* PROBLEM: Copy the records. Keep every line exactly as it is.

* Items from an interface collection:
╭──

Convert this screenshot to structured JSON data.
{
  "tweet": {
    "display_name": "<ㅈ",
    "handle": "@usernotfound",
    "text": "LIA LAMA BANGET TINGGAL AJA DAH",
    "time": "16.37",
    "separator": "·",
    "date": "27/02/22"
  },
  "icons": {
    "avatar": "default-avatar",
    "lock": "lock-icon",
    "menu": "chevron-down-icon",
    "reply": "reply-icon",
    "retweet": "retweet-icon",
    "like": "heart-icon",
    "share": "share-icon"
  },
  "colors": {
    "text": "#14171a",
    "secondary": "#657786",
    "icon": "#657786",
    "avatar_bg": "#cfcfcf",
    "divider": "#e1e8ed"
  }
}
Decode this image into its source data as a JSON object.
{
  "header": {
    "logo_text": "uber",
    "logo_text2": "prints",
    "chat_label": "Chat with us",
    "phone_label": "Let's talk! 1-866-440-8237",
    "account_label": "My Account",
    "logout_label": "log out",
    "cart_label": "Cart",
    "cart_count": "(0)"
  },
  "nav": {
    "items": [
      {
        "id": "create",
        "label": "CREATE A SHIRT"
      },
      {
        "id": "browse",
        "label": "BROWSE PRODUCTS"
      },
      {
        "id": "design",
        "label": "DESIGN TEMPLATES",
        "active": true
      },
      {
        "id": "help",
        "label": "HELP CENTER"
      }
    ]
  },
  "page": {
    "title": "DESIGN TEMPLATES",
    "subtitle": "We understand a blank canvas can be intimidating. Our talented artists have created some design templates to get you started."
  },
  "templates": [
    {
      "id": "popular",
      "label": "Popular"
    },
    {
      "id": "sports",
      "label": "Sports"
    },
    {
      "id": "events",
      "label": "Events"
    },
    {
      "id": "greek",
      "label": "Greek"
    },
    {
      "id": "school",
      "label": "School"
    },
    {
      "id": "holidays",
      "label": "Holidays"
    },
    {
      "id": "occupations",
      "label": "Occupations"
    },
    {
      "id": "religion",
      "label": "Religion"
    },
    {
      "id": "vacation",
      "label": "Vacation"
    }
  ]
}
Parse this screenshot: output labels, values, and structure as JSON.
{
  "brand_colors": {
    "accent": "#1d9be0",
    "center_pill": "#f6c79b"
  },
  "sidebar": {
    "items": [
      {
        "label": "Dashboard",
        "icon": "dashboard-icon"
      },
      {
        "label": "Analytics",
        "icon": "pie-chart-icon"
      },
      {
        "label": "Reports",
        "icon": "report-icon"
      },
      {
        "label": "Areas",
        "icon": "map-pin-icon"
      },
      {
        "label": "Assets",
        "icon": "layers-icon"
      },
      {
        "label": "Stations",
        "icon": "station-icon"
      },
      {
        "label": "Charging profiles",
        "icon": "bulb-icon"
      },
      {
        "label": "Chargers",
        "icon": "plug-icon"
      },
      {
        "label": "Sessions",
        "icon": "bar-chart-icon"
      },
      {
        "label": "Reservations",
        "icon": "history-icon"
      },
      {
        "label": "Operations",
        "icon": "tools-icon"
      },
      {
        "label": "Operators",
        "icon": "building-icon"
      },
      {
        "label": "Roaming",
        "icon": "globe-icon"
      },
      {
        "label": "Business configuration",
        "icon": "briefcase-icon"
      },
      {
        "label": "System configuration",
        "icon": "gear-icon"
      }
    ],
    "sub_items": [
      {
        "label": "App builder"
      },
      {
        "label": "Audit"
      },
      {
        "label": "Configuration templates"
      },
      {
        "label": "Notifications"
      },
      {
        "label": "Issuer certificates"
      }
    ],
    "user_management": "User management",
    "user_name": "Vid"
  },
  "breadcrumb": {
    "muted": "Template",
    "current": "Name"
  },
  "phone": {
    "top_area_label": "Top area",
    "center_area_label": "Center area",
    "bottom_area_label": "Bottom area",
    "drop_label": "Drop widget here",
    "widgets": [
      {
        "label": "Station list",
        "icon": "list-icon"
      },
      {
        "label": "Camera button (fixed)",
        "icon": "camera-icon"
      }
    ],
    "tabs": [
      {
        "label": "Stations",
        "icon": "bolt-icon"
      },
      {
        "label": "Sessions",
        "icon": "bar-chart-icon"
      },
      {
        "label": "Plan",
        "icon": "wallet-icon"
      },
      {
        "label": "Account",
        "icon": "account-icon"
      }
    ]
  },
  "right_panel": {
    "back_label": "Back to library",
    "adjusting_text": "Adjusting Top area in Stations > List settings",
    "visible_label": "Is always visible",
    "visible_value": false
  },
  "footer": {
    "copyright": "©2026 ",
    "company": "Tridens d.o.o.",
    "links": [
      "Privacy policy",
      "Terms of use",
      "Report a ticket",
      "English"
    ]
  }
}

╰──

* RESULT FOR THIS EXERCISE:
Convert this screenshot to structured JSON data.
{
  "tweet": {
    "display_name": "<ㅈ",
    "handle": "@usernotfound",
    "text": "LIA LAMA BANGET TINGGAL AJA DAH",
    "time": "16.37",
    "separator": "·",
    "date": "27/02/22"
  },
  "icons": {
    "avatar": "default-avatar",
    "lock": "lock-icon",
    "menu": "chevron-down-icon",
    "reply": "reply-icon",
    "retweet": "retweet-icon",
    "like": "heart-icon",
    "share": "share-icon"
  },
  "colors": {
    "text": "#14171a",
    "secondary": "#657786",
    "icon": "#657786",
    "avatar_bg": "#cfcfcf",
    "divider": "#e1e8ed"
  }
}
Decode this image into its source data as a JSON object.
{
  "header": {
    "logo_text": "uber",
    "logo_text2": "prints",
    "chat_label": "Chat with us",
    "phone_label": "Let's talk! 1-866-440-8237",
    "account_label": "My Account",
    "logout_label": "log out",
    "cart_label": "Cart",
    "cart_count": "(0)"
  },
  "nav": {
    "items": [
      {
        "id": "create",
        "label": "CREATE A SHIRT"
      },
      {
        "id": "browse",
        "label": "BROWSE PRODUCTS"
      },
      {
        "id": "design",
        "label": "DESIGN TEMPLATES",
        "active": true
      },
      {
        "id": "help",
        "label": "HELP CENTER"
      }
    ]
  },
  "page": {
    "title": "DESIGN TEMPLATES",
    "subtitle": "We understand a blank canvas can be intimidating. Our talented artists have created some design templates to get you started."
  },
  "templates": [
    {
      "id": "popular",
      "label": "Popular"
    },
    {
      "id": "sports",
      "label": "Sports"
    },
    {
      "id": "events",
      "label": "Events"
    },
    {
      "id": "greek",
      "label": "Greek"
    },
    {
      "id": "school",
      "label": "School"
    },
    {
      "id": "holidays",
      "label": "Holidays"
    },
    {
      "id": "occupations",
      "label": "Occupations"
    },
    {
      "id": "religion",
      "label": "Religion"
    },
    {
      "id": "vacation",
      "label": "Vacation"
    }
  ]
}
Parse this screenshot: output labels, values, and structure as JSON.
{
  "brand_colors": {
    "accent": "#1d9be0",
    "center_pill": "#f6c79b"
  },
  "sidebar": {
    "items": [
      {
        "label": "Dashboard",
        "icon": "dashboard-icon"
      },
      {
        "label": "Analytics",
        "icon": "pie-chart-icon"
      },
      {
        "label": "Reports",
        "icon": "report-icon"
      },
      {
        "label": "Areas",
        "icon": "map-pin-icon"
      },
      {
        "label": "Assets",
        "icon": "layers-icon"
      },
      {
        "label": "Stations",
        "icon": "station-icon"
      },
      {
        "label": "Charging profiles",
        "icon": "bulb-icon"
      },
      {
        "label": "Chargers",
        "icon": "plug-icon"
      },
      {
        "label": "Sessions",
        "icon": "bar-chart-icon"
      },
      {
        "label": "Reservations",
        "icon": "history-icon"
      },
      {
        "label": "Operations",
        "icon": "tools-icon"
      },
      {
        "label": "Operators",
        "icon": "building-icon"
      },
      {
        "label": "Roaming",
        "icon": "globe-icon"
      },
      {
        "label": "Business configuration",
        "icon": "briefcase-icon"
      },
      {
        "label": "System configuration",
        "icon": "gear-icon"
      }
    ],
    "sub_items": [
      {
        "label": "App builder"
      },
      {
        "label": "Audit"
      },
      {
        "label": "Configuration templates"
      },
      {
        "label": "Notifications"
      },
      {
        "label": "Issuer certificates"
      }
    ],
    "user_management": "User management",
    "user_name": "Vid"
  },
  "breadcrumb": {
    "muted": "Template",
    "current": "Name"
  },
  "phone": {
    "top_area_label": "Top area",
    "center_area_label": "Center area",
    "bottom_area_label": "Bottom area",
    "drop_label": "Drop widget here",
    "widgets": [
      {
        "label": "Station list",
        "icon": "list-icon"
      },
      {
        "label": "Camera button (fixed)",
        "icon": "camera-icon"
      }
    ],
    "tabs": [
      {
        "label": "Stations",
        "icon": "bolt-icon"
      },
      {
        "label": "Sessions",
        "icon": "bar-chart-icon"
      },
      {
        "label": "Plan",
        "icon": "wallet-icon"
      },
      {
        "label": "Account",
        "icon": "account-icon"
      }
    ]
  },
  "right_panel": {
    "back_label": "Back to library",
    "adjusting_text": "Adjusting Top area in Stations > List settings",
    "visible_label": "Is always visible",
    "visible_value": false
  },
  "footer": {
    "copyright": "©2026 ",
    "company": "Tridens d.o.o.",
    "links": [
      "Privacy policy",
      "Terms of use",
      "Report a ticket",
      "English"
    ]
  }
}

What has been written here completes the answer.